TASK
Consider the data that follows and state how many lines contain the string "JSON", using the number alone.

Records excerpted from a collection
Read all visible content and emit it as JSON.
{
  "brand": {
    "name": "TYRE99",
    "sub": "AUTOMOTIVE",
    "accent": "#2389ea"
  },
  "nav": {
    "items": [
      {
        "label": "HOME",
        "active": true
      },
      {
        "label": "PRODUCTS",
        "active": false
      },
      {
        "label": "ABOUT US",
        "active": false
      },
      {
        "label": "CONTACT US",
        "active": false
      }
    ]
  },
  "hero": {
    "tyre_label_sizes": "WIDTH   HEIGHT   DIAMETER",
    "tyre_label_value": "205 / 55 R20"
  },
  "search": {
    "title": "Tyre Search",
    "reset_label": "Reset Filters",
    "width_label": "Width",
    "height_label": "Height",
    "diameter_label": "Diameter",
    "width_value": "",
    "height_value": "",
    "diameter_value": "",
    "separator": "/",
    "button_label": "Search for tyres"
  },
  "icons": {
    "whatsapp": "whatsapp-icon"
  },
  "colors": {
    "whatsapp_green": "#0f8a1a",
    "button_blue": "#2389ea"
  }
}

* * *

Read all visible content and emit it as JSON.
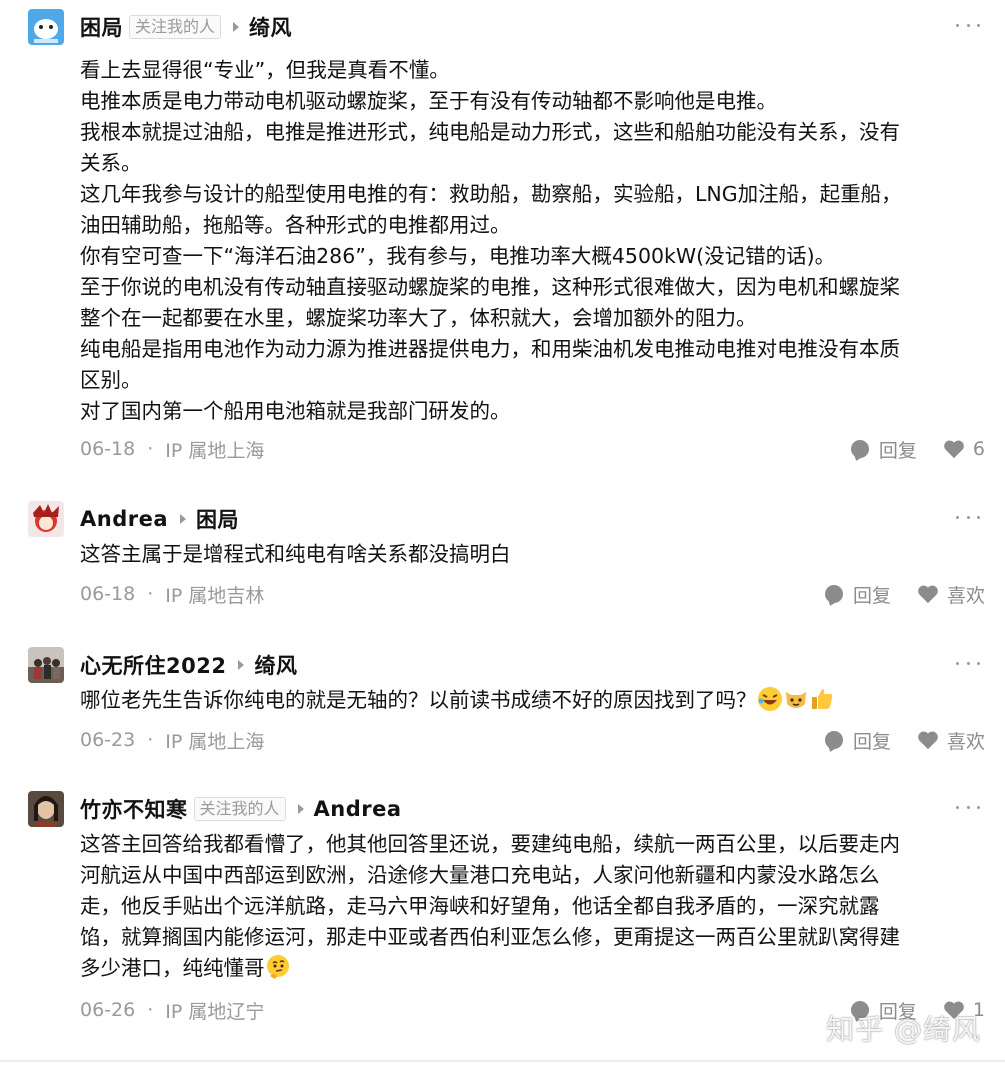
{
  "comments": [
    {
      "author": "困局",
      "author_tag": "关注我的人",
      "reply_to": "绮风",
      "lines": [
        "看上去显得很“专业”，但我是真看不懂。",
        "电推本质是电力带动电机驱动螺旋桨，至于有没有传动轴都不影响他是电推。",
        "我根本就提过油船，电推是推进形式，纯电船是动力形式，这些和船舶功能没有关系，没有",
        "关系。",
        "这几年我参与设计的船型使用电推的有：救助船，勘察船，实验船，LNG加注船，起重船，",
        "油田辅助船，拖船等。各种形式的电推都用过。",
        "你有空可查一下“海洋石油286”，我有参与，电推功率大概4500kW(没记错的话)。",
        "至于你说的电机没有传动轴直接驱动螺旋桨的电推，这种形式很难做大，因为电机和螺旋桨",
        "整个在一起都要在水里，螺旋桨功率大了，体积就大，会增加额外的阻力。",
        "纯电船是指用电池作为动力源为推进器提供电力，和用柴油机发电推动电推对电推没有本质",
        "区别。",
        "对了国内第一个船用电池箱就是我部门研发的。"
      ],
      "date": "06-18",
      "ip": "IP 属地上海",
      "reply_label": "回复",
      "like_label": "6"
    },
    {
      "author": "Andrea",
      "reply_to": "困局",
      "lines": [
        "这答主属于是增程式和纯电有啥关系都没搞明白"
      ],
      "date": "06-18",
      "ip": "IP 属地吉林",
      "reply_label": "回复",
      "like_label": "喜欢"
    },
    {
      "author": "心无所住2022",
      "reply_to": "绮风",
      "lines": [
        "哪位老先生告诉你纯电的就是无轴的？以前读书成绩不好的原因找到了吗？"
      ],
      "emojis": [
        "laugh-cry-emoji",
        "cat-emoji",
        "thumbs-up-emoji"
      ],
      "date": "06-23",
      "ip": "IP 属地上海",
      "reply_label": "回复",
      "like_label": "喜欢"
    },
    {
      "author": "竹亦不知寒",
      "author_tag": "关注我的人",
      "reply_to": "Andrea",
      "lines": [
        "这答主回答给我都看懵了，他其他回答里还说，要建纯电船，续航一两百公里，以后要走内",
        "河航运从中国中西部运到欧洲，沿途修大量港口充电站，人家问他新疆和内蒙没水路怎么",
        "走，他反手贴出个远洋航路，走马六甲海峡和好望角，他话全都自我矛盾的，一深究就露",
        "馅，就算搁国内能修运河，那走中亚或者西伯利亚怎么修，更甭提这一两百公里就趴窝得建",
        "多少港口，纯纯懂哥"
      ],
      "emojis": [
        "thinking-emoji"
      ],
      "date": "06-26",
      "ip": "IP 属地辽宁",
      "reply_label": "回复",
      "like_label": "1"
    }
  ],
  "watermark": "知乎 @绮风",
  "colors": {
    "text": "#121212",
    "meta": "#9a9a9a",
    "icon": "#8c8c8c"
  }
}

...

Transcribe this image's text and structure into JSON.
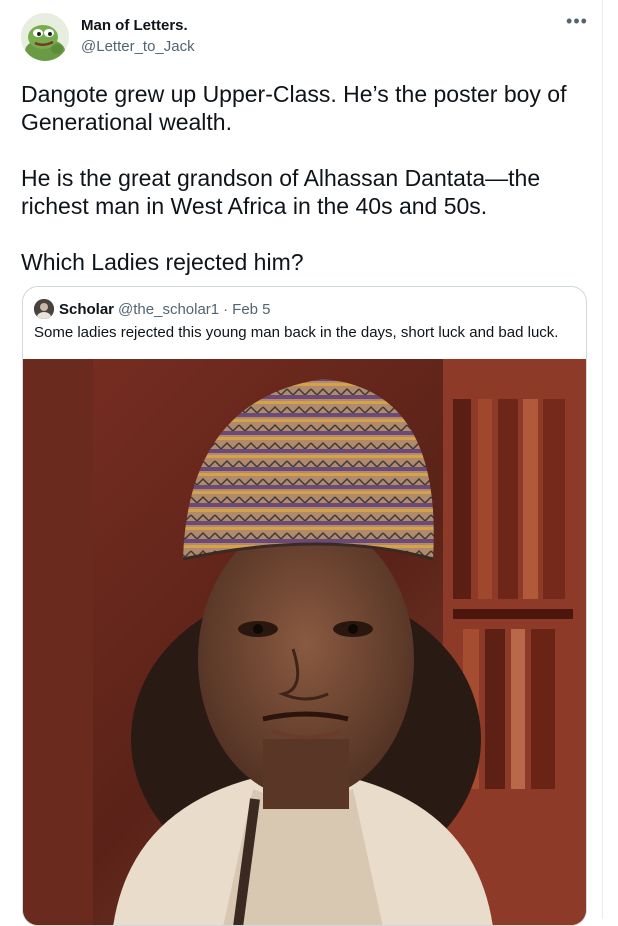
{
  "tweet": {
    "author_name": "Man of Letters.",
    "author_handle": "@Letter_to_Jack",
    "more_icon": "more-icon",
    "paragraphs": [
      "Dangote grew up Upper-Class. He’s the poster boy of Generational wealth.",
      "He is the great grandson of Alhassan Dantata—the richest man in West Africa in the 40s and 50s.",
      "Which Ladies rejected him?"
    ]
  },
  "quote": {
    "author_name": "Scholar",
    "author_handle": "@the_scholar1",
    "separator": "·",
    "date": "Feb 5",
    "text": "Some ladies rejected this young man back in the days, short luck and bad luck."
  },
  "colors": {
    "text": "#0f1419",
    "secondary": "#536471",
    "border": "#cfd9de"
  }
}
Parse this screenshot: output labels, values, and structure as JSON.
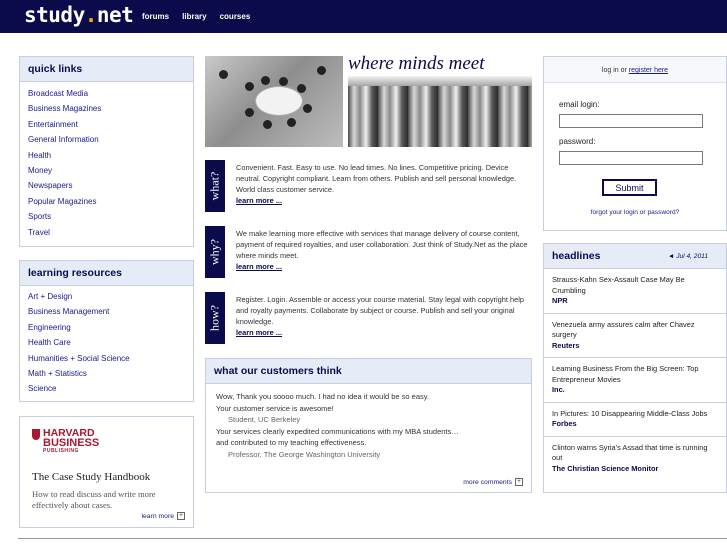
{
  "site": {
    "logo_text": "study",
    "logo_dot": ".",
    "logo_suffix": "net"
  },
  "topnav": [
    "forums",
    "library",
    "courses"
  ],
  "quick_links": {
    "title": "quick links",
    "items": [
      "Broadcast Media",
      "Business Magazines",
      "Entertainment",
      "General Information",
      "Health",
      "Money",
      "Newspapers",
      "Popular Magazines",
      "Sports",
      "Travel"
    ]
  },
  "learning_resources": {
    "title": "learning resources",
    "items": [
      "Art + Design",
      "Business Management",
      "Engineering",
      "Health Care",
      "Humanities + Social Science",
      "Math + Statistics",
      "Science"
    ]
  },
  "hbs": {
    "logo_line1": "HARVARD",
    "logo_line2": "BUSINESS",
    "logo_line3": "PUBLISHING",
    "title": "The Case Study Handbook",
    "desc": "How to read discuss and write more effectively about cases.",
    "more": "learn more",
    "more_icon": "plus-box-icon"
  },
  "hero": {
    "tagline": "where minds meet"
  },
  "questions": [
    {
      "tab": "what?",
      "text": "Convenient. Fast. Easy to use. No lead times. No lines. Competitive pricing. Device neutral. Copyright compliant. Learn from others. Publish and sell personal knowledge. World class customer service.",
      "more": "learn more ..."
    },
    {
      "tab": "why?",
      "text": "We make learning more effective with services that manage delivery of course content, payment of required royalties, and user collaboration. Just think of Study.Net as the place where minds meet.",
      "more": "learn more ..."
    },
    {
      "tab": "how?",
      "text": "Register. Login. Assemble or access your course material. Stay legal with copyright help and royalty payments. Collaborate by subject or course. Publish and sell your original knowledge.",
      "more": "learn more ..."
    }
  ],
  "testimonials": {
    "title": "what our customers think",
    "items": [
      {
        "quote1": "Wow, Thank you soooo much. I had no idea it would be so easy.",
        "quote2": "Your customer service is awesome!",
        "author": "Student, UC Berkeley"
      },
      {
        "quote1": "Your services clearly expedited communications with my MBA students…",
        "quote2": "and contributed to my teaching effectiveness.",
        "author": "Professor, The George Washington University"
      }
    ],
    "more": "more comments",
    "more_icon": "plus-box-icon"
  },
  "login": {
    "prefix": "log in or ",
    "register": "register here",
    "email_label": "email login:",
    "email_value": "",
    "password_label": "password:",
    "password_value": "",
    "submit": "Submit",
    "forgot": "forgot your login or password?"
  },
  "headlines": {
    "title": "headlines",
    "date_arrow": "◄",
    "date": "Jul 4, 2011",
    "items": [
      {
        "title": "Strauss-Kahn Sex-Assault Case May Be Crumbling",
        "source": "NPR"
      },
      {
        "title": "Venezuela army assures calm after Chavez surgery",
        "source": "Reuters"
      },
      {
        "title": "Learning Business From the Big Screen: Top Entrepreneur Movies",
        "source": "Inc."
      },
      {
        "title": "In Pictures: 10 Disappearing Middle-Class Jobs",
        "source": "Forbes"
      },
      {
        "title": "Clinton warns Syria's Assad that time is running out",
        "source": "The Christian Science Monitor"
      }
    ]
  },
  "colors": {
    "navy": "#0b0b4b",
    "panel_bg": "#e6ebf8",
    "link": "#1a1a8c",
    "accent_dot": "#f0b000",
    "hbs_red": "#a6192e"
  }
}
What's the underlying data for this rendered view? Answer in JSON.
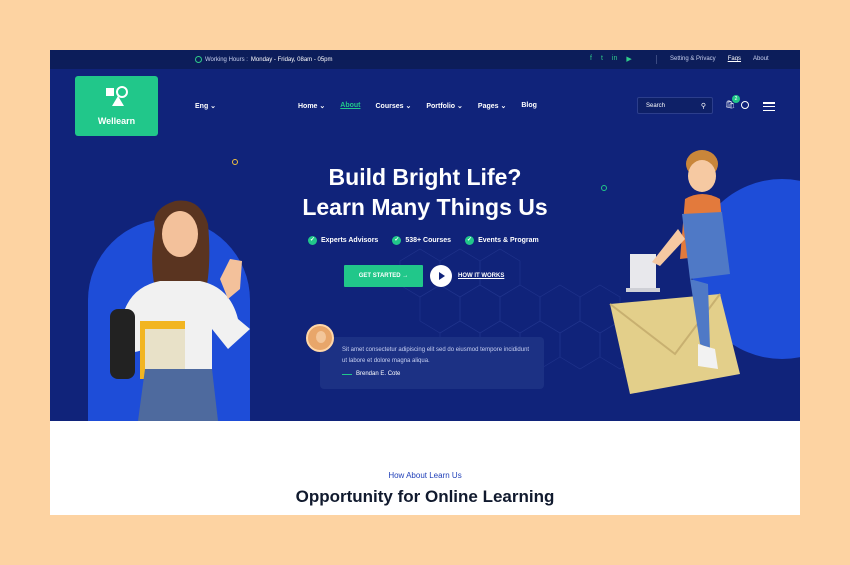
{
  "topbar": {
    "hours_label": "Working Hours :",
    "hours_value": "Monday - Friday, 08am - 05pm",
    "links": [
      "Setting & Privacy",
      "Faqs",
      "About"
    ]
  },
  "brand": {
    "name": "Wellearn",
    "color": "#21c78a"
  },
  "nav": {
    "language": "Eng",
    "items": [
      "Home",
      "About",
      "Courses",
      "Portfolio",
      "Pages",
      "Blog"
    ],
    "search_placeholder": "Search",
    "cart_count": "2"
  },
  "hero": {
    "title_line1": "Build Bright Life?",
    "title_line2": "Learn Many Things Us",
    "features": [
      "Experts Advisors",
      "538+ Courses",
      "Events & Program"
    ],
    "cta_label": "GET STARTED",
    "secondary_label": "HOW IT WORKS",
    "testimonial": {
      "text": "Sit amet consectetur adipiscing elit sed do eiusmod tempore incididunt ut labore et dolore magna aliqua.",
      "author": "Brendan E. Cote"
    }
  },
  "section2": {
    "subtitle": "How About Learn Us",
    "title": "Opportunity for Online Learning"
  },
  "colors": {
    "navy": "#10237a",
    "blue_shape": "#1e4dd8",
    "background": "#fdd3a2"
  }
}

RESULT FOR THIS TASK
5